**About this task:** Any image in the records is to be skipped; everything else should be reproduced exactly.

**Material for this exercise:**
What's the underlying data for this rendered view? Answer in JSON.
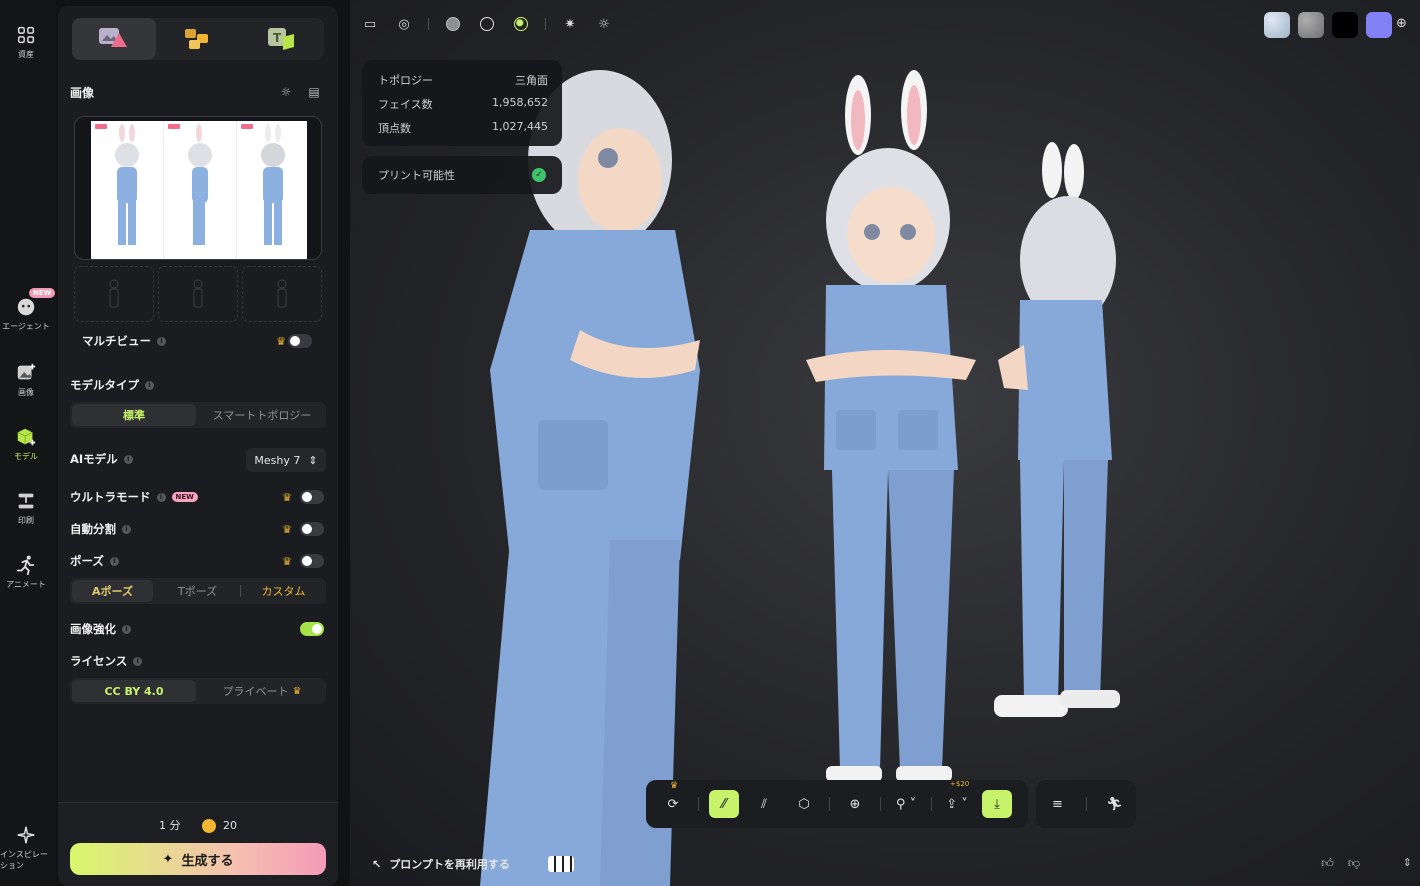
{
  "rail": {
    "assets": "資産",
    "agent": "エージェント",
    "agent_badge": "NEW",
    "image": "画像",
    "model": "モデル",
    "print": "印刷",
    "animate": "アニメート",
    "inspiration": "インスピレーション"
  },
  "panel": {
    "image_title": "画像",
    "multiview_label": "マルチビュー",
    "model_type_label": "モデルタイプ",
    "model_type_options": [
      "標準",
      "スマートトポロジー"
    ],
    "ai_model_label": "AIモデル",
    "ai_model_value": "Meshy 7",
    "ultra_mode_label": "ウルトラモード",
    "ultra_badge": "NEW",
    "auto_split_label": "自動分割",
    "pose_label": "ポーズ",
    "pose_options": [
      "Aポーズ",
      "Tポーズ",
      "カスタム"
    ],
    "enhance_label": "画像強化",
    "license_label": "ライセンス",
    "license_options": [
      "CC BY 4.0",
      "プライベート"
    ],
    "time": "1 分",
    "credits": "20",
    "generate_label": "生成する"
  },
  "viewport": {
    "stats": {
      "topology_label": "トポロジー",
      "topology_value": "三角面",
      "faces_label": "フェイス数",
      "faces_value": "1,958,652",
      "vertices_label": "頂点数",
      "vertices_value": "1,027,445"
    },
    "printability_label": "プリント可能性",
    "swatch_colors": [
      "#b9c7d8",
      "#8f9094",
      "#000000",
      "#8181f5"
    ],
    "export_price": "+$20",
    "reuse_prompt_label": "プロンプトを再利用する"
  },
  "colors": {
    "accent": "#c6f36a",
    "scrubs": "#86a9d9"
  }
}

**Task response:**
What's the underlying data for this rendered view? Answer in JSON.
{
  "rail": {
    "assets": "資産",
    "agent": "エージェント",
    "agent_badge": "NEW",
    "image": "画像",
    "model": "モデル",
    "print": "印刷",
    "animate": "アニメート",
    "inspiration": "インスピレーション"
  },
  "panel": {
    "image_title": "画像",
    "multiview_label": "マルチビュー",
    "model_type_label": "モデルタイプ",
    "model_type_options": [
      "標準",
      "スマートトポロジー"
    ],
    "ai_model_label": "AIモデル",
    "ai_model_value": "Meshy 7",
    "ultra_mode_label": "ウルトラモード",
    "ultra_badge": "NEW",
    "auto_split_label": "自動分割",
    "pose_label": "ポーズ",
    "pose_options": [
      "Aポーズ",
      "Tポーズ",
      "カスタム"
    ],
    "enhance_label": "画像強化",
    "license_label": "ライセンス",
    "license_options": [
      "CC BY 4.0",
      "プライベート"
    ],
    "time": "1 分",
    "credits": "20",
    "generate_label": "生成する"
  },
  "viewport": {
    "stats": {
      "topology_label": "トポロジー",
      "topology_value": "三角面",
      "faces_label": "フェイス数",
      "faces_value": "1,958,652",
      "vertices_label": "頂点数",
      "vertices_value": "1,027,445"
    },
    "printability_label": "プリント可能性",
    "swatch_colors": [
      "#b9c7d8",
      "#8f9094",
      "#000000",
      "#8181f5"
    ],
    "export_price": "+$20",
    "reuse_prompt_label": "プロンプトを再利用する"
  },
  "colors": {
    "accent": "#c6f36a",
    "scrubs": "#86a9d9"
  }
}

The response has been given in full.